I know that it is a Government initiative to reduce the number of people with dementia who live in care homes and to support more people to stay at home but I am not convinced that staying in your own home when you have dementia is the best solution for many people.
There is a vulnerability to abuse from others in just the same way as there can be in a care home and possibly more so, as this can be behind closed doors and less detectable than in a group care setting. On top of that, there is a greater risk of loneliness and under-stimulation that can speed up the rate of the person’s cognitive decline. A person who lives alone may only see a domiciliary care worker for half-an-hour a day – with twenty three and-a-half hours left to fill.
But, when there are so many stories being told about poor care, no wonder that there is a stigma attached to going to live in a care home. When relatives see this as a last resort and speak of their feelings of guilt in “putting Mum or Dad into a Home” we can clearly see that there is work to be done to raise the standard for dementia care homes – improving the experience for those receiving care and the reputation of care providers.

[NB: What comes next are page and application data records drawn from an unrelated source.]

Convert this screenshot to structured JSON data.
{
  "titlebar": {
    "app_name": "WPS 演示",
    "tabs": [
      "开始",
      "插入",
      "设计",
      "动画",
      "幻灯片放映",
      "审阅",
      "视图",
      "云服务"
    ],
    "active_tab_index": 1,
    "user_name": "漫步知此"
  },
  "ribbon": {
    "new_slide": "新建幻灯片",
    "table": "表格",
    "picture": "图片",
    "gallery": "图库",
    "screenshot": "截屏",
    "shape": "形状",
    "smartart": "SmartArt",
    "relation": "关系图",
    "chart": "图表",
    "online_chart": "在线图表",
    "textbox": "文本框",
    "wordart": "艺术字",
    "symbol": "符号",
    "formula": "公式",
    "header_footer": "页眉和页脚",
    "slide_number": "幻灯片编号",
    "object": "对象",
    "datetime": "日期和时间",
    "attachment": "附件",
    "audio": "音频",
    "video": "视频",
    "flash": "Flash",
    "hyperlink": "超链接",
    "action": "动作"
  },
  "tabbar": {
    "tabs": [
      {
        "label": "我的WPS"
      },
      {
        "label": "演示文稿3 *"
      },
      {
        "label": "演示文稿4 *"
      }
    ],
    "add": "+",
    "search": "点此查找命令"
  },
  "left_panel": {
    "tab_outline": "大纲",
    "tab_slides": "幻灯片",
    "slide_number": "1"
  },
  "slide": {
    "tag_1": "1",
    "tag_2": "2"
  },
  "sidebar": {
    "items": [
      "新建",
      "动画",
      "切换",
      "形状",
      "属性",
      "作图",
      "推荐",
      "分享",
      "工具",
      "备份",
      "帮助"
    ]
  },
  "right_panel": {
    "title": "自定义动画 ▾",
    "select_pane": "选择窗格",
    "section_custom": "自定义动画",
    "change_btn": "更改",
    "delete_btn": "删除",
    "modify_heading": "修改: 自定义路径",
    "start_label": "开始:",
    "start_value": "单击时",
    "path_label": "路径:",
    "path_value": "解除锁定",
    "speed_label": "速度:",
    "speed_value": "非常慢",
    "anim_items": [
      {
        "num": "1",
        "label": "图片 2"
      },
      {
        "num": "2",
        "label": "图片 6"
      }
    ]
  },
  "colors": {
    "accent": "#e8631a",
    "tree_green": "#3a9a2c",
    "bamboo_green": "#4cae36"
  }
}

My own Mum developed dementia with complex difficulties that meant she needed 24 hour support from specialists. Far from seeing this as a negative, I viewed it as an opportunity for Mum to be given all the help and companionship that she deserved – but this would depend on finding the right place with truly specialist practice and facilities.
Too often a Home uses the words “specialist dementia care” when what they really mean is that they ‘accept’ people with dementia there. But they do not have a service worthy of that name. If it is worthy then we would see that:
• Families are confident that the move into the home gives the person with dementia a better quality of life than if they remain at home.
• Care Home staff are confident in their specialist skills and knowledge that enable them to support people to live well with dementia
• Care Home teams are proud of their specialist dementia care service and design features that enable rather than disable individuals who live there.
I used all my experience to seek out the best place for Mum that would meet her wishes and her needs. It was not easy though and it made me realise how difficult it must be for other relatives who don’t have my background of 30 years working with people with dementia. So I have created the Dementia Champions web site which provides a free resource that aims to improve the experience for those receiving care and the reputation of care home providers with guidance for professionals and families who support those living with dementia.
The Dementia Champions website assists families to choose a dementia care home, with an assessment checklist for identifying what specialist dementia care should look like in the building, the people and their management systems with clear and simple guidance about what to look for and advice to people with dementia and their families on the questions to ask and the answers they should expect.
It also helps professional carers to become dementia specialists by identifying their strengths and weaknesses and directing them to resources to help achieve their goals. Using the checklist will support good care homes to say “we do this – we are specialists in dementia care and support”.
The comprehensive checklist includes 26 factors covering everything from the colours used in the building, to the staff knowledge and attitudes, in a printable format so the family can record their findings for each home they visit.
The resource has been endorsed by Professor Martin Green, Chief Executive of ECCA who says “ the Dementia Champions website is an essential resource for anyone who is looking for a care service”.
For further information visit http://www.dementia-champions.org
Jackie Pool is an Occupational Therapist specialising in dementia care and is the founder of Jackie Pool Associates Ltd, one of the UK’s leading specialists in dementia care knowledge and skills development.
T: 0844 826 3101